The government is considering making 'upskirting' a criminal offence after campaigners said current laws weren't appropriate and didn't always lead to conviction.
The first official figures on the practice - which often sees perpetrators taking photographs or videos up a victim's dress or skirt - reveal complainants as young as 10, with only one-third of police forces in England and Wales having any data on the prevalence of upskirting.
Campaigners say existing laws for voyeurism, public decency and public order to not provide enough scope for a conviction, with many victims concerned about access to justice.
A Ministry of Justice spokesman said: "This behaviour is a violation of privacy and causes considerable distress for victims.
"Prosecutors have a range of powers to deal with these cases. We continue to keep legislation under constant review to ensure we can bring offenders to justice."
Campaigners say the situation echoes that of image-based sexual abuse - often referred to as revenge porn - which lingered in a legal grey area until a law was introduced in April 2015 following a national campaign.
Just 15 of 44 police forces contacted had record of any allegations of upskirting in the two years since revenge porn was made illegal.
While the South Yorkshire and Derbyshire forces had no record of any allegations, there were six in Nottinghamshire two of which resulted in criminal charges.
In one case, a man was seen following a woman around a shop, taking a picture up her skirt when she approached the checkout.
In another case, a woman realised she was a victim when two men in a shop told her they thought a man might have been taking pictures of her.
Another victim said she was a victim of upskirting by an unknown man while in a shop with her partner.
The police log said the woman made store security aware, and she was told to ring the police for CCTV footage to identify the suspect.
Those forces who did have with data showed 78 incidents were reported in two years, with 11 resulting in suspects being charged.
Complainants were as young as 10.
The data, released under Freedom of Information laws, prompted renewed calls for a specific upskirting law similar to the way revenge porn was made a criminal offence in 2015 following a nationwide campaign.
Clare McGlynn, professor of law at Durham University and an expert on sexual violence, said: "The Government's response is still wholly inadequate.

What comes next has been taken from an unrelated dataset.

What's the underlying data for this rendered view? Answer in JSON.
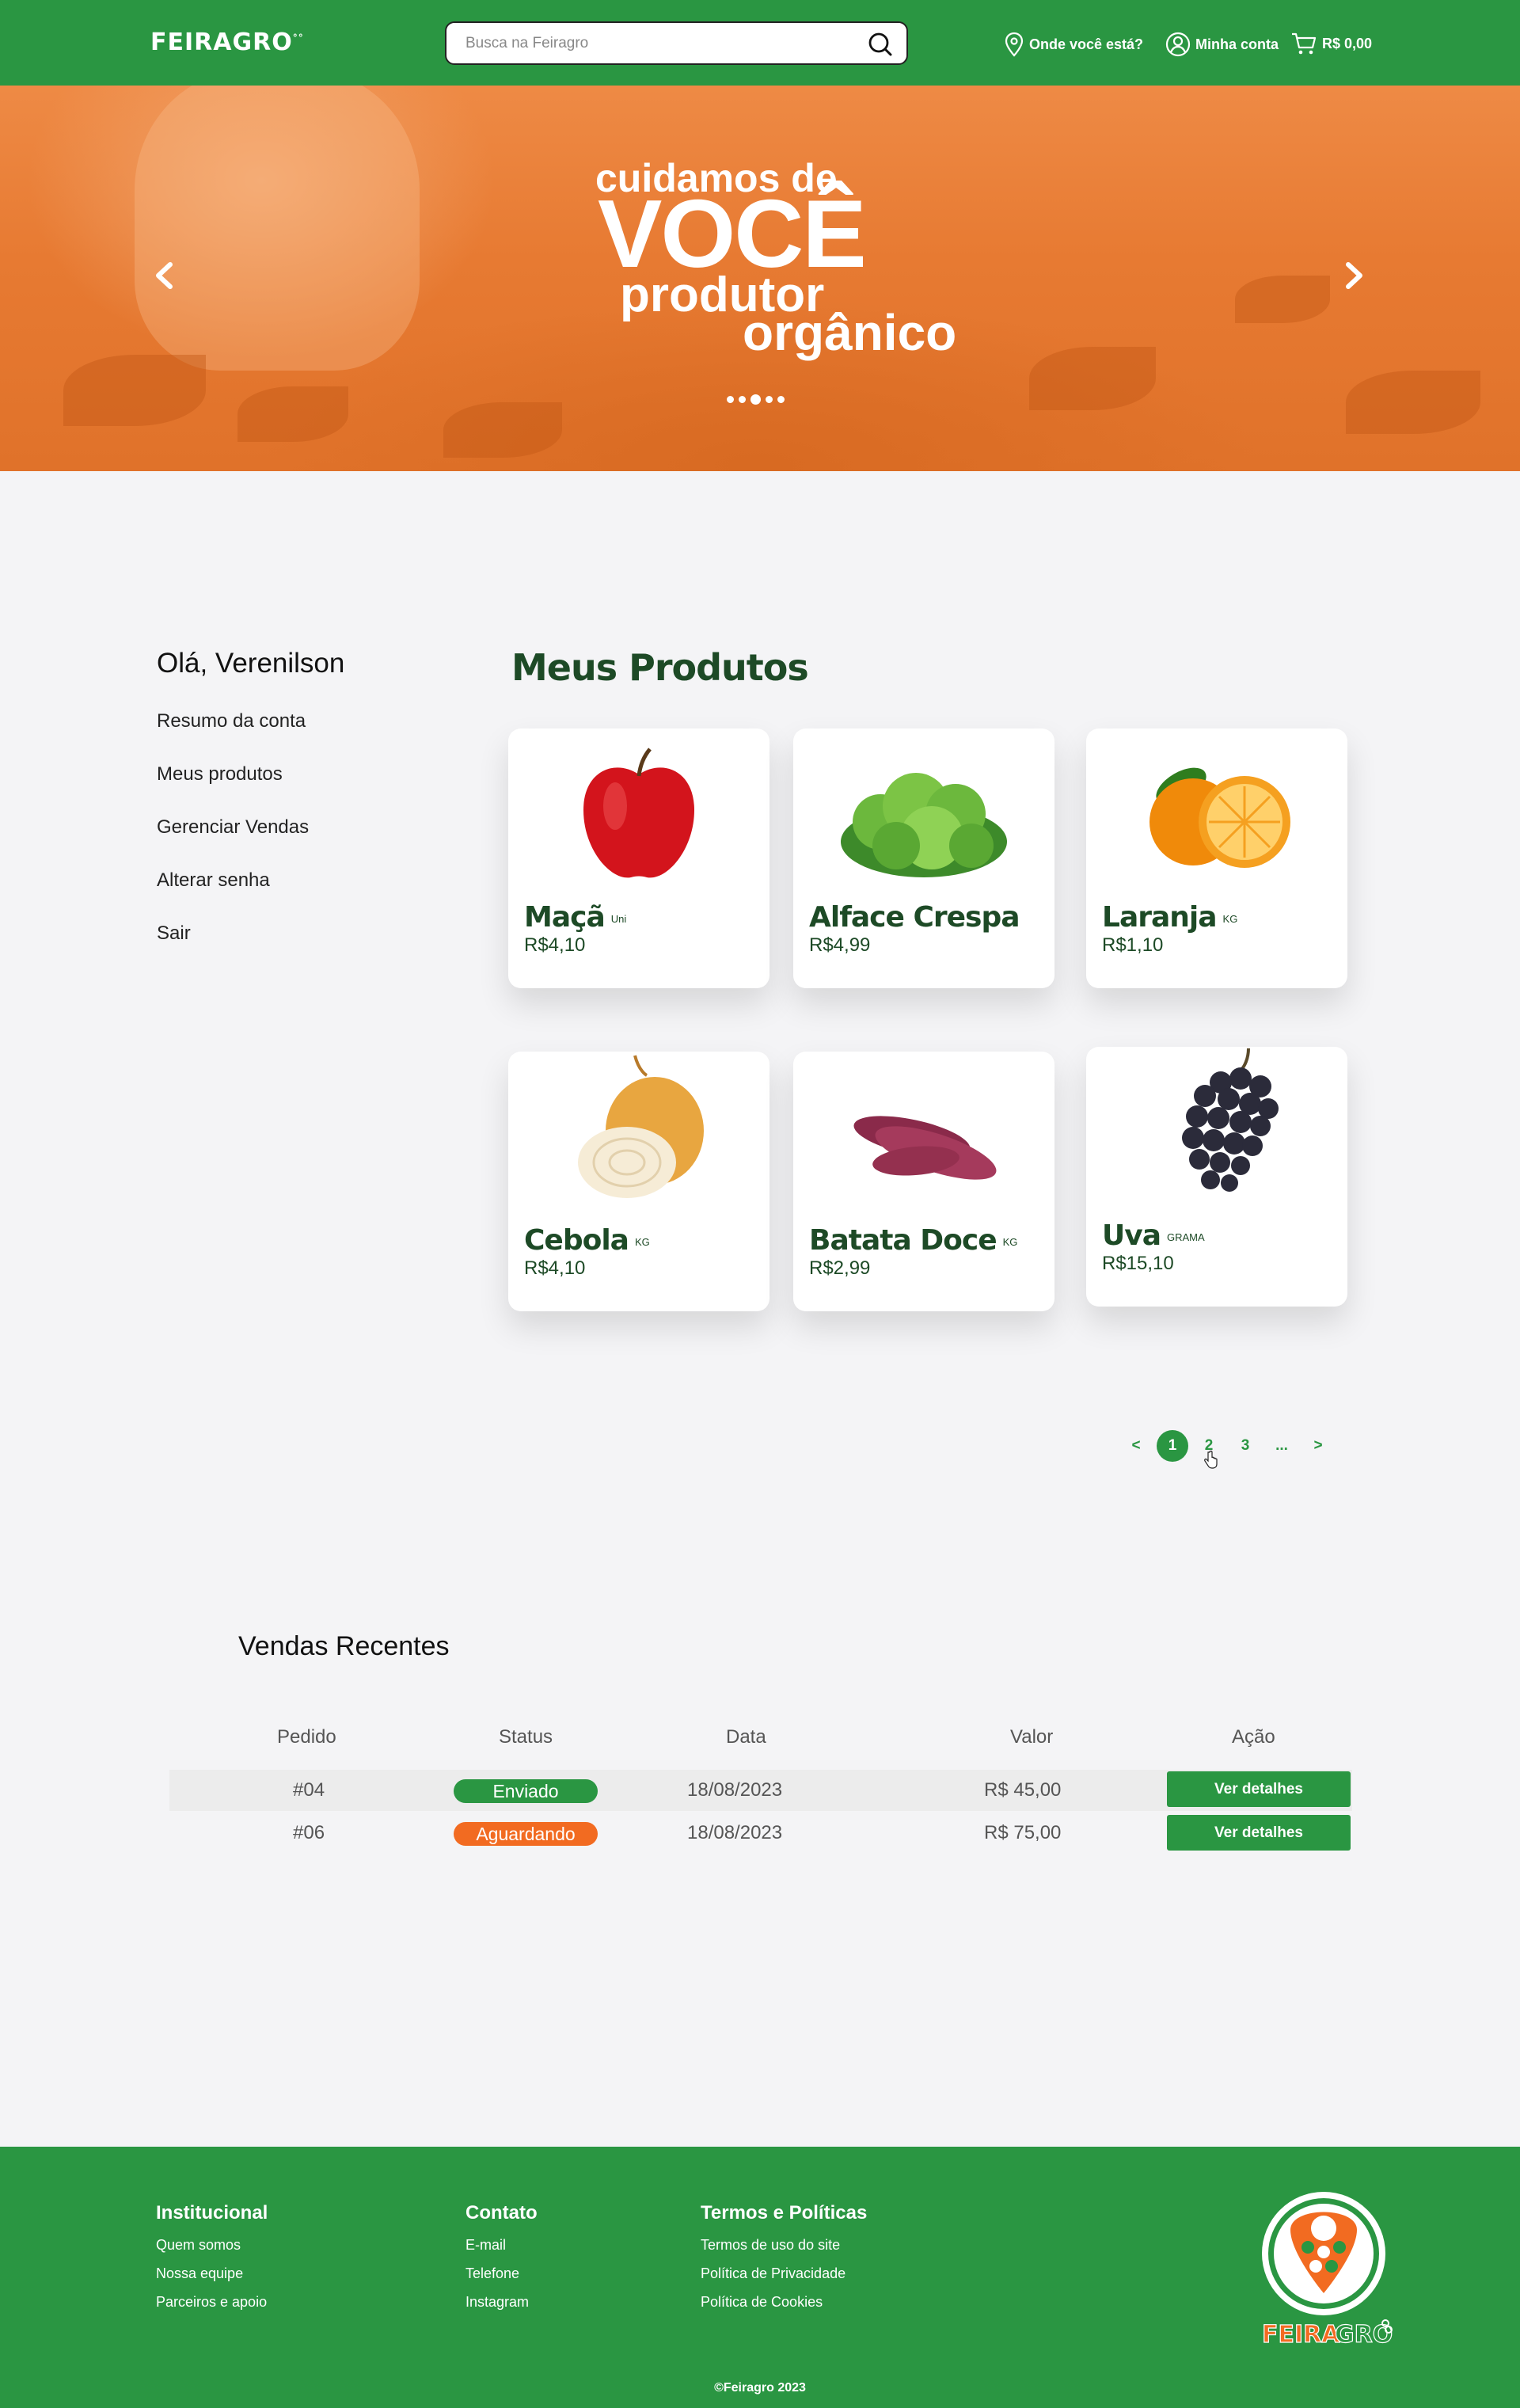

"There is no more information that is needed - we need to be changing the law now.
"There is sufficient evidence on which the Government can make a decision to change the law. That's what victims want and are expecting."